Governor Peter Shumlin is about to embark on a four day, twenty-two town tour of Vermont for the anniversary of Hurricane Irene. It’s part of what he’s calling a “Commemorative Celebration” – a pretty odd choice of words for a natural disaster that caused so much pain and loss for so many Vermonters. Quite frankly, the whole thing is insulting on so many levels.
First of all, the triumph following Hurricane Irene – the magnificent way neighbors rallied to help their neighbors – belongs to the people of Vermont, not Peter Shumlin or any politician. It was ordinary citizens who slopped out the basements of folks they didn’t even know, delivered food and medicine by ATV, worked day and night to get the roads passable again. In fact, when I showed up in Waterbury along with hundreds of other people armed with little more than shovels, rubber gloves, and a desire to help, the only time the organizing and activity stopped was when Shumlin showed up and forced everybody drop what they were doing and listen to him make a speech.
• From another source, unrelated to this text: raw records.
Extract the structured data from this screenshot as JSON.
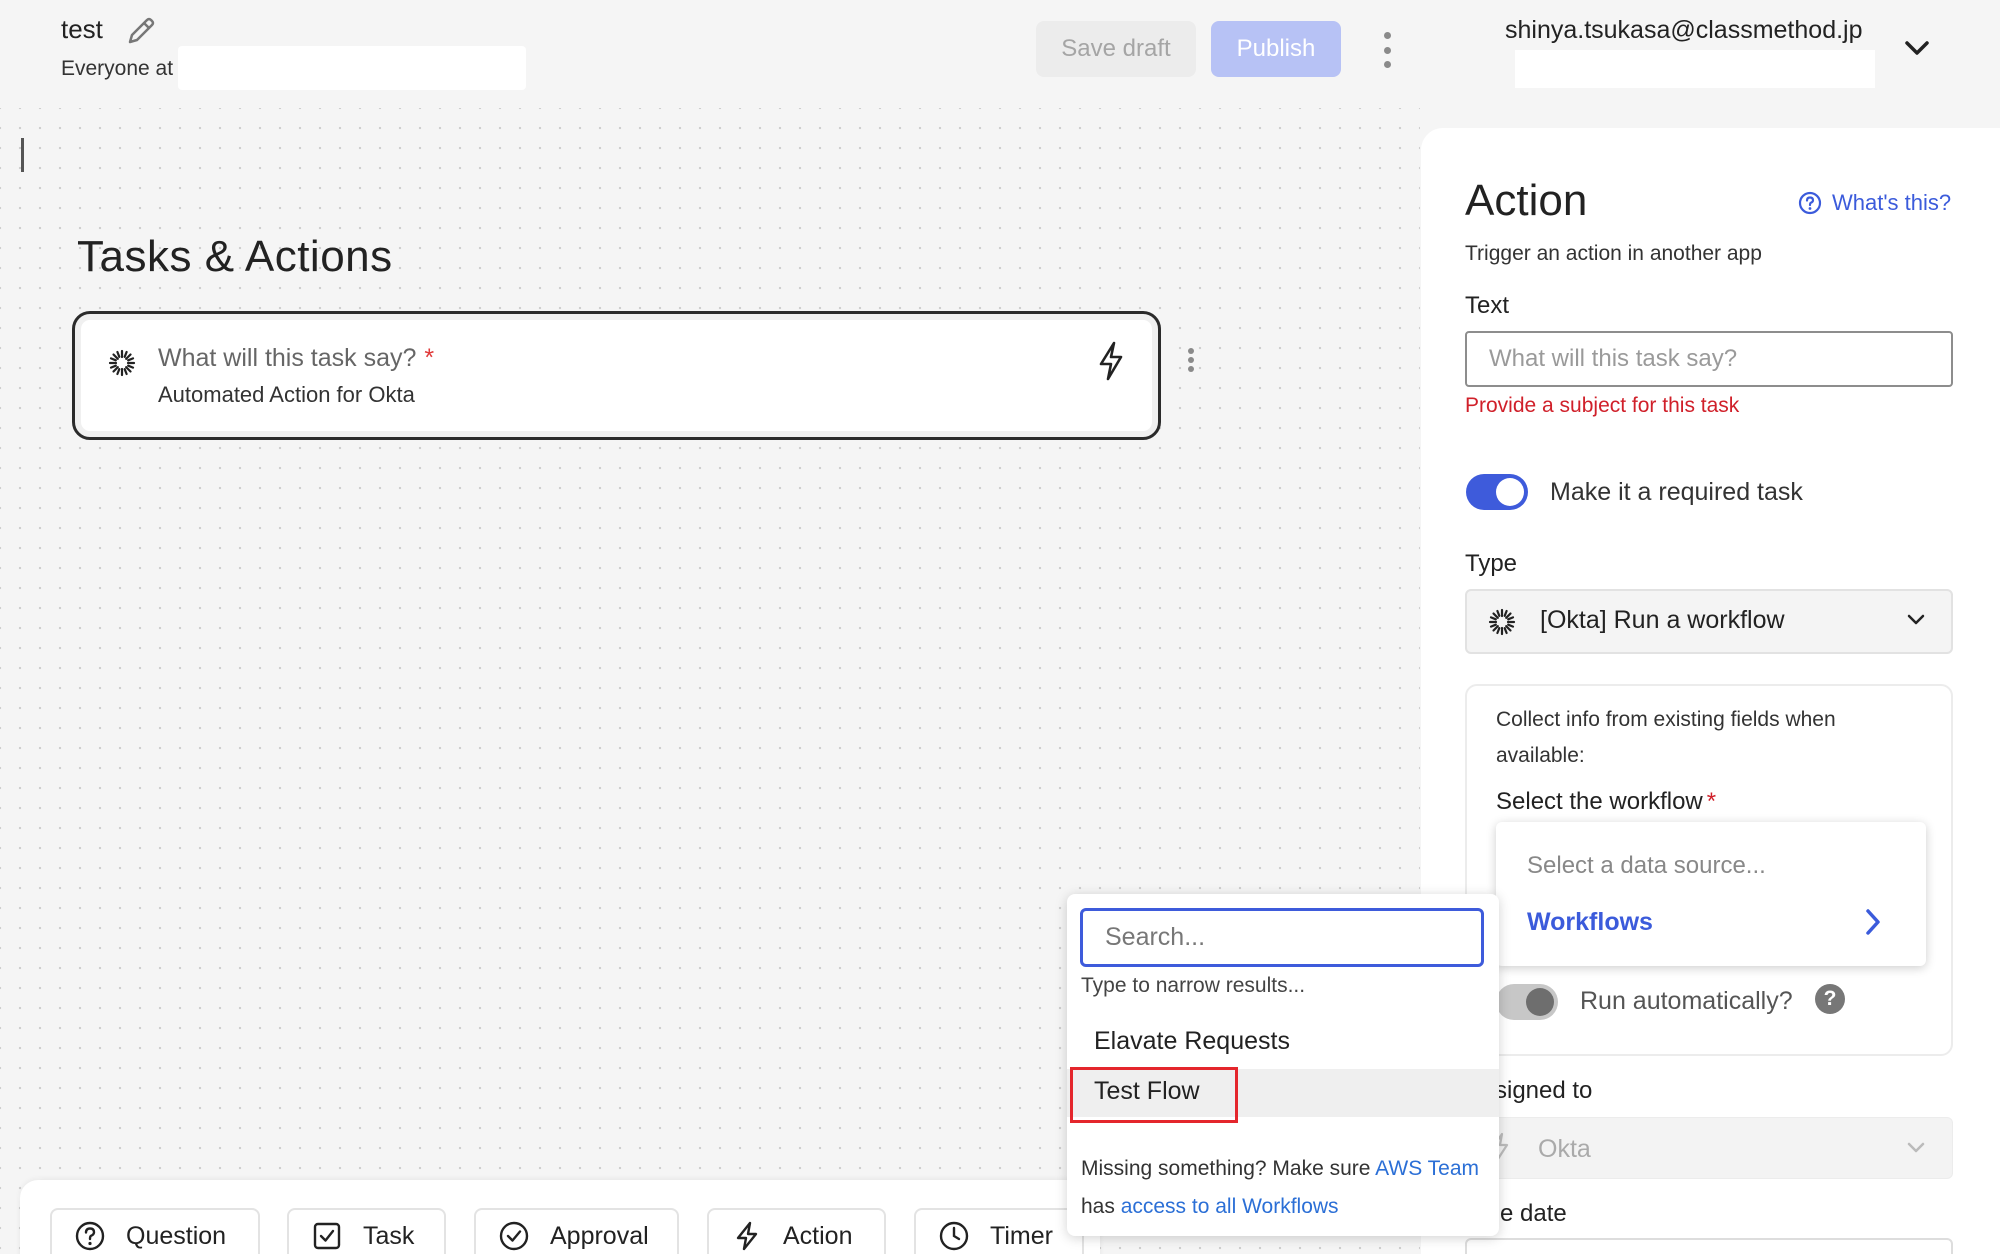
{
  "header": {
    "doc_title": "test",
    "audience": "Everyone at",
    "save_draft_label": "Save draft",
    "publish_label": "Publish",
    "user_email": "shinya.tsukasa@classmethod.jp"
  },
  "canvas": {
    "section_title": "Tasks & Actions",
    "task": {
      "title": "What will this task say?",
      "required_mark": "*",
      "subtitle": "Automated Action for Okta"
    }
  },
  "panel": {
    "title": "Action",
    "whats_this": "What's this?",
    "subtitle": "Trigger an action in another app",
    "text_label": "Text",
    "text_placeholder": "What will this task say?",
    "text_error": "Provide a subject for this task",
    "required_label": "Make it a required task",
    "type_label": "Type",
    "type_value": "[Okta] Run a workflow",
    "collect_text": "Collect info from existing fields when available:",
    "workflow_label": "Select the workflow",
    "required_mark": "*",
    "datasource_placeholder": "Select a data source...",
    "datasource_option": "Workflows",
    "run_auto_label": "Run automatically?",
    "run_auto_help": "?",
    "assigned_label": "signed to",
    "assigned_value": "Okta",
    "due_label": "e date"
  },
  "workflow_dropdown": {
    "search_placeholder": "Search...",
    "hint": "Type to narrow results...",
    "items": [
      "Elavate Requests",
      "Test Flow"
    ],
    "missing_prefix": "Missing something? Make sure ",
    "missing_link1": "AWS Team",
    "missing_mid": " has ",
    "missing_link2": "access to all Workflows"
  },
  "toolbar": {
    "question": "Question",
    "task": "Task",
    "approval": "Approval",
    "action": "Action",
    "timer": "Timer"
  },
  "colors": {
    "accent": "#3e5bdb",
    "error": "#d0202a",
    "highlight": "#e4262c"
  }
}
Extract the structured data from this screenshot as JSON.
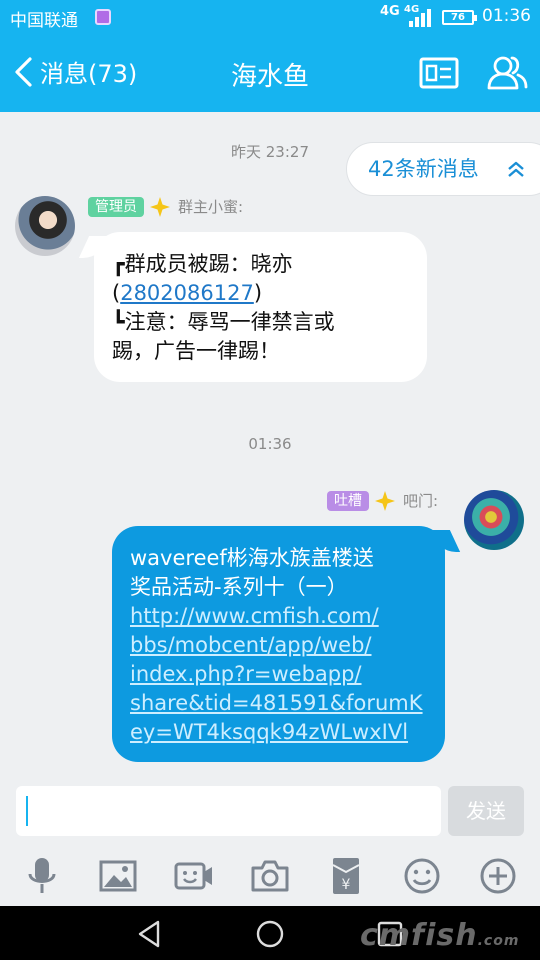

One of the beautiful things about Vermonters’ initial response to Irene was how politics played no part in it. It was as if partisanship vaporized in the light of what was truly important. Even Shumlin himself recognized this when he appointed Neale Lunderville, Governor Dougals’ Secretary of Administration, to head the recovery effort. But today, with this craven attempt to politicize the first anniversary of Irene (and his clear belief that he can now get away with it) Shumlin is sending a cynical signal that he thinks the true non-partisan, apolitical spirit of “Vermont Strong” is actually dead.
The other defining characteristics of the Irene recovery are selflessness and charity. Ordinary people opened their wallets (in some cases their homes), they donated their time and talents in an awesome display of generosity. That Peter Shumlin is now exploiting Irene for purely selfish political purposes, and the fact that he is doing it on the taxpayers’ dime by dishonestly claiming this whole charade is not really a campaign event, is perhaps the most inappropriate way imaginable to “commemorate” the anniversary of the disaster. It would be laughable if it weren’t so outrageous.
Peter Shumlin will be handing out license plates during his tour that say, “I’m Vermont Strong.” (He apparently has some pretty clear ideas about who the “I” in that statement is.) But, if you get the chance, remind him that he’s got it wrong. Those license plates really should say, “WE’re Vermont Strong.”